  • Photo by Xan Griffin on UnsplashThe Victory of the Cross
    According to the Bible, Jesus’ death on the cross is God’s victory and triumph—a victory and triumph Christ shares with all who trust in him... (Audio)
  • Photo by Lina Trochez on UnsplashThe power of forgiveness (Ephesians 4:31–32)
    Believers are to forgive, as God has forgiven us. Forgiveness is not only possible for believers, it’s also powerful for our lives and relationships.
  • Photo by Brett Jordan on UnsplashWords with purpose (Ephesians 4:29–30)
    Christians have a whole new reason to speak. Instead of rotten words or selfish words, we are to speak good words: word that build and give grace.
  • Photo by Ben White on UnsplashThe gospel for criminals (Ephesians 4:28)
    Paul preaches the gospel to thieves. God’s grace gives us a new identity. That means we have work to do: not so we can take, but so we can give.
  • Sun setting on ruinsGrace and anger (Ephesians 4:26–27)
    Whether our anger is right or wrong, we can’t deny it’s there. But because we belong to Christ, we must make it a priority to deal with anger. How?

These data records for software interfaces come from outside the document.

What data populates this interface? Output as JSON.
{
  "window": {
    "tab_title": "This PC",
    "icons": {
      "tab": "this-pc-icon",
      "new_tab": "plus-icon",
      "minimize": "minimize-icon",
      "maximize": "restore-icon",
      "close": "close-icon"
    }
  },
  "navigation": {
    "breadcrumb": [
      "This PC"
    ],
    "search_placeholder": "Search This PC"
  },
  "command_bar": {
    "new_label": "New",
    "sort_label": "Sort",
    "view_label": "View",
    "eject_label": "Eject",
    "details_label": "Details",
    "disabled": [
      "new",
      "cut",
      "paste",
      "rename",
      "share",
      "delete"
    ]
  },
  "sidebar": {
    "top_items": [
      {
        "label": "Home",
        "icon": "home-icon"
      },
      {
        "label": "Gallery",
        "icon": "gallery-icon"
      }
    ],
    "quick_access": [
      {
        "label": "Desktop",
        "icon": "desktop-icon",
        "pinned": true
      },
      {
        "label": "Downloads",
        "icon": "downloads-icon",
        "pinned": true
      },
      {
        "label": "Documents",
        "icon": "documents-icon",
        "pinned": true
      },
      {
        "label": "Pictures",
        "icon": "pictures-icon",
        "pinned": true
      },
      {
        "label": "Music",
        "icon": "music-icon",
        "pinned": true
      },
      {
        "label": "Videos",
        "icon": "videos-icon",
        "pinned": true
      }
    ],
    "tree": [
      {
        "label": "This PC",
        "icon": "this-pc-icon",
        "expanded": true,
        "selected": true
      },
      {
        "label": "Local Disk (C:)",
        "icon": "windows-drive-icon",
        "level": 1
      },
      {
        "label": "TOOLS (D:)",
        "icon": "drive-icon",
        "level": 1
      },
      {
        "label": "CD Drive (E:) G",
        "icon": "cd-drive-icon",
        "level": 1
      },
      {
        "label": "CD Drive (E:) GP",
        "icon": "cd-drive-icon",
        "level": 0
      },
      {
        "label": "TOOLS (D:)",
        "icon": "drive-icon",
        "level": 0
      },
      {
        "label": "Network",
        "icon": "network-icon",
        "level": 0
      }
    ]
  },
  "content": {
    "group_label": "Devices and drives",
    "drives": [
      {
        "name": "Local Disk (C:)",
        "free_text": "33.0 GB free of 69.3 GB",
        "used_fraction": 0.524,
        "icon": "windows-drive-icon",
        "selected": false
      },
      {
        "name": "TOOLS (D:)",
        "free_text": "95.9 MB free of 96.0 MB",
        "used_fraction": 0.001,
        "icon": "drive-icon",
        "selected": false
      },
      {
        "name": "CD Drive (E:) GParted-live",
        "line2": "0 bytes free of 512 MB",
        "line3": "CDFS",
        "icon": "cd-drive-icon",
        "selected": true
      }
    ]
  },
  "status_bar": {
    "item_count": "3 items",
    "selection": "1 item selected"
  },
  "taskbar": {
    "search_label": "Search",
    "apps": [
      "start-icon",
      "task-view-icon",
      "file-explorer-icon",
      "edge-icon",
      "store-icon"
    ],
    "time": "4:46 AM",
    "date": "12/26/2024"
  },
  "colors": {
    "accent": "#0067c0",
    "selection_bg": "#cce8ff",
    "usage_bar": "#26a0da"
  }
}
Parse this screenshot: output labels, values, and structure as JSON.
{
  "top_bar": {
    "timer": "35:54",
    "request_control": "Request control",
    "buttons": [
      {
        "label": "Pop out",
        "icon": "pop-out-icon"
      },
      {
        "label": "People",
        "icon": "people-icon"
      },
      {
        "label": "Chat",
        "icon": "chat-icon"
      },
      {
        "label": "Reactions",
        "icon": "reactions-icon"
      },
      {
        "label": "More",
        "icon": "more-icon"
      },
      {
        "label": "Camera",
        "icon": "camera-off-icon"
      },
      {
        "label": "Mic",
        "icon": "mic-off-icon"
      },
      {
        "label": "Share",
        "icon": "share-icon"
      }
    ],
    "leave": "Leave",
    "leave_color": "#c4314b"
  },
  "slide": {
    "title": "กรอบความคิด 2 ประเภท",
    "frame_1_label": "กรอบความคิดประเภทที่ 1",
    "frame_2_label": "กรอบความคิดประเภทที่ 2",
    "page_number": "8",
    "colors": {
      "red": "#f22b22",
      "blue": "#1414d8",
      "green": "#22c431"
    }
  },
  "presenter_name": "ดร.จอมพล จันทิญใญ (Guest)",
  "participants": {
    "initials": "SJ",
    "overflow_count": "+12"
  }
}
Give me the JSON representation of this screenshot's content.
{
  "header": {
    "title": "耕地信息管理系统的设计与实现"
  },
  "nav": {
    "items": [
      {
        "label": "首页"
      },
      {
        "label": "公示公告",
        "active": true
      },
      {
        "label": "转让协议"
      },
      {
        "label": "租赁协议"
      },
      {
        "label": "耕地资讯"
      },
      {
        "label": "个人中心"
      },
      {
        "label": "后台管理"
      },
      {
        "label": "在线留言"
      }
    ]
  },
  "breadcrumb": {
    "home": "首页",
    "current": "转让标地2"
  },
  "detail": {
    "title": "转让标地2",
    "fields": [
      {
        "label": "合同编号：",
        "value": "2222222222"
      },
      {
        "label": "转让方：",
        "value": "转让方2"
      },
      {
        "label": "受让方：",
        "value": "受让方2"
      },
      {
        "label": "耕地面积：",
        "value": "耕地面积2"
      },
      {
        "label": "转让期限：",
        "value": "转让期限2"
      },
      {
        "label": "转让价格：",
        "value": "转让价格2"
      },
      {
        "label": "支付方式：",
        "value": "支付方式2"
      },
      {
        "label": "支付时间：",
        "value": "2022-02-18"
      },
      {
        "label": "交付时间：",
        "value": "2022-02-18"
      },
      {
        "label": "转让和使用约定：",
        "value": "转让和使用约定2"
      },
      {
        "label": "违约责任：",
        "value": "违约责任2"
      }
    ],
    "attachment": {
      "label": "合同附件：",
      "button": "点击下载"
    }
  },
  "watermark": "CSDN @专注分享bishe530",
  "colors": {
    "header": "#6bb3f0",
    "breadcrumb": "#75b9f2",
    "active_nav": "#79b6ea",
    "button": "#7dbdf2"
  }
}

  • Is God Green? By Lionel WindsorIs God Green? Audio/video links
    Here are some links to audio and video for events I've spoken at recently based on my book: Is God Green?
  • Donald Robinson Selected Works volumes 3 and 4Donald Robinson on the Origins of the Anglican Church League
    History matters. It makes us question things we take for granted, it helps us to understand who we are, and it gives us a broader perspective on the issues we face today. One example – relevant for evangelical Anglicans, especially in Sydney – is an essay in Donald Robinson Selected Works, volume 4 (recently published by the Australian Church Record and Moore College). The essay is called “The Origins of the Anglican Church League” (pp. 125–52). It’s a republication of a paper given in 1976 by Donald Robinson (1922–2018), former Moore College Vice-Principal and later Archbishop of Sydney. In the paper, Robinson traces some of the currents and issues that led to the formation of the Anglican Church League in the early twentieth century. The essay is classic Donald Robinson: full of surprises, yet definitely still worth reading today to help us gain perspective on issues for evangelical Anglicans past and present.

On this site

All content copyright Lionel Windsor